11. Were there anytime during short film Milk you experience time schedule or project plan issues by unforeseen circumstances? If so, how did you overcome it?
Yes, we got delayed twice because we could not lock our location. It was extremely difficult to find the right house we needed for the film. This made it painful when it came to coordinate our team schedule. But I am thankful we took the time before settling.
12. Who do you admire the most in the movie industry?
The people and the diversity of the profession. I met so many great people working in film, I can genially say, many individuals that I admire and learned to respect.
As for the diversity of the profession – I could be one week in Lebanon filming a religious ceremony up in the mountains and the following week filming a monster film with two talented actors. The range of what is possible in the industry is both exhilarating and daunting. It is an easy profession to admire.
13. What is your favorite thing about directing?
Hard to say one thing but I do love the design element to directing. By design I mean the overall approach and principle given to a film by the director. Like an architect you can put together many detailed elements and then must execute them. I love preparing for a shoot and then going into production ready to adapted and make changes.
14. Do you express yourself creatively in any other ways?
I like to draw and play piano. Sadly, a bit less and less over the years but it certainly an outlet that can be meditative and fun.
15. What would you like to do, in filmmaking, that you haven’t yet done?
A ‘period’ film.
16. Do you like attending screenings of your own work?

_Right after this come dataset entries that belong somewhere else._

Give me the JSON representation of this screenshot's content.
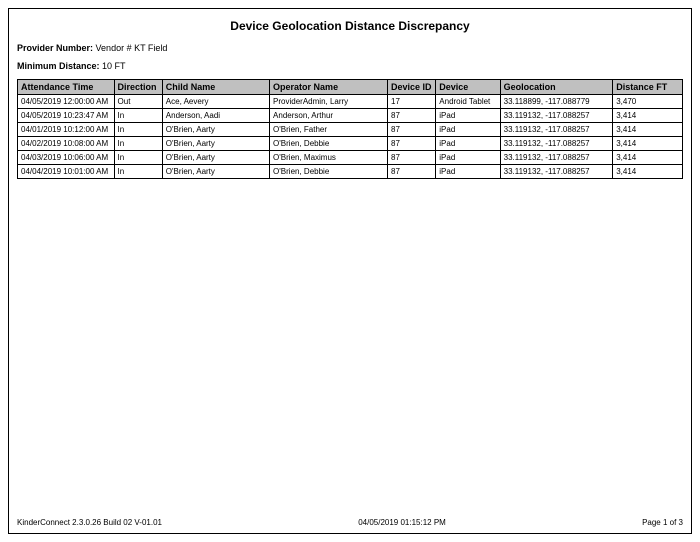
{
  "title": "Device Geolocation Distance Discrepancy",
  "provider": {
    "label": "Provider Number:",
    "value": "Vendor # KT Field"
  },
  "min_distance": {
    "label": "Minimum Distance:",
    "value": "10 FT"
  },
  "columns": {
    "time": "Attendance Time",
    "direction": "Direction",
    "child": "Child Name",
    "operator": "Operator Name",
    "device_id": "Device ID",
    "device": "Device",
    "geo": "Geolocation",
    "distance": "Distance FT"
  },
  "rows": [
    {
      "time": "04/05/2019 12:00:00 AM",
      "direction": "Out",
      "child": "Ace, Aevery",
      "operator": "ProviderAdmin, Larry",
      "device_id": "17",
      "device": "Android Tablet",
      "geo": "33.118899, -117.088779",
      "distance": "3,470"
    },
    {
      "time": "04/05/2019 10:23:47 AM",
      "direction": "In",
      "child": "Anderson, Aadi",
      "operator": "Anderson, Arthur",
      "device_id": "87",
      "device": "iPad",
      "geo": "33.119132, -117.088257",
      "distance": "3,414"
    },
    {
      "time": "04/01/2019 10:12:00 AM",
      "direction": "In",
      "child": "O'Brien, Aarty",
      "operator": "O'Brien, Father",
      "device_id": "87",
      "device": "iPad",
      "geo": "33.119132, -117.088257",
      "distance": "3,414"
    },
    {
      "time": "04/02/2019 10:08:00 AM",
      "direction": "In",
      "child": "O'Brien, Aarty",
      "operator": "O'Brien, Debbie",
      "device_id": "87",
      "device": "iPad",
      "geo": "33.119132, -117.088257",
      "distance": "3,414"
    },
    {
      "time": "04/03/2019 10:06:00 AM",
      "direction": "In",
      "child": "O'Brien, Aarty",
      "operator": "O'Brien, Maximus",
      "device_id": "87",
      "device": "iPad",
      "geo": "33.119132, -117.088257",
      "distance": "3,414"
    },
    {
      "time": "04/04/2019 10:01:00 AM",
      "direction": "In",
      "child": "O'Brien, Aarty",
      "operator": "O'Brien, Debbie",
      "device_id": "87",
      "device": "iPad",
      "geo": "33.119132, -117.088257",
      "distance": "3,414"
    }
  ],
  "footer": {
    "version": "KinderConnect 2.3.0.26 Build 02 V-01.01",
    "timestamp": "04/05/2019 01:15:12 PM",
    "page": "Page 1 of 3"
  }
}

When the film is finished, I do like attending screenings of my work. I observe reactions to my material and compare it to my expectations; usually I am surprised by people’s reactions.
When it comes to screening a work-in-progress, that is a lot more difficult. People are naturally more adversarial and not everyone can provide constructive criticism. Additionally, it is hard to accept criticism – period; I’m still learning this.
17. What kind of routines do you tend to have writing or filmmaking? How does a typical day (for you) begin?
I review my notes before arriving on set. That includes script, mood board, storyboard, etc. I like to refresh my mind with my planned goal; have it as a foundation to orient yourself – because things change and will change.
As for other routines – it is hard to say – I could spend hours responding to this point.
18. What was the last great film you saw? What was the last great book you read?
This is a very hard question. There are many great films but here are two that comes to mind.
I was a big fan of Michael Kohlaas (2013) by Arnaud des Pallières.
And more recently, Burning (2018) by Lee Chang-dong.
As for book, The Killer of Little Shepherds by Douglas Starr is absolutely amazing.
19. What are you currently working on?
I am very fortunate to say – I am currently working on the feature adaptation of my short film Milk.
I am also finalizing another short film I shot earlier this year and hope to release at the beginning of next year.
20. Congrats on James Wan producing the full-length film of Milk, have you met with James Wan yet? If so, how was the experience?
The whole experience has been thrilling and on-going. It's all extremely encouraging as an emerging filmmaker, it is hard to describe.
21. What are your thoughts on Ben Collins and Luke Piotrowski writing the screenplay of Milk?
I could not have asked for a better or more talented writing team. I am really excited to be working with them. I am also a big fan of their film "Super Dark Times" directed by Kevin Phillips.
22. Last question, what is your favorite dessert and why?
Alfajores! Because they are dulce de leche filled greatness! Also, my go-to when visiting family in Argentina.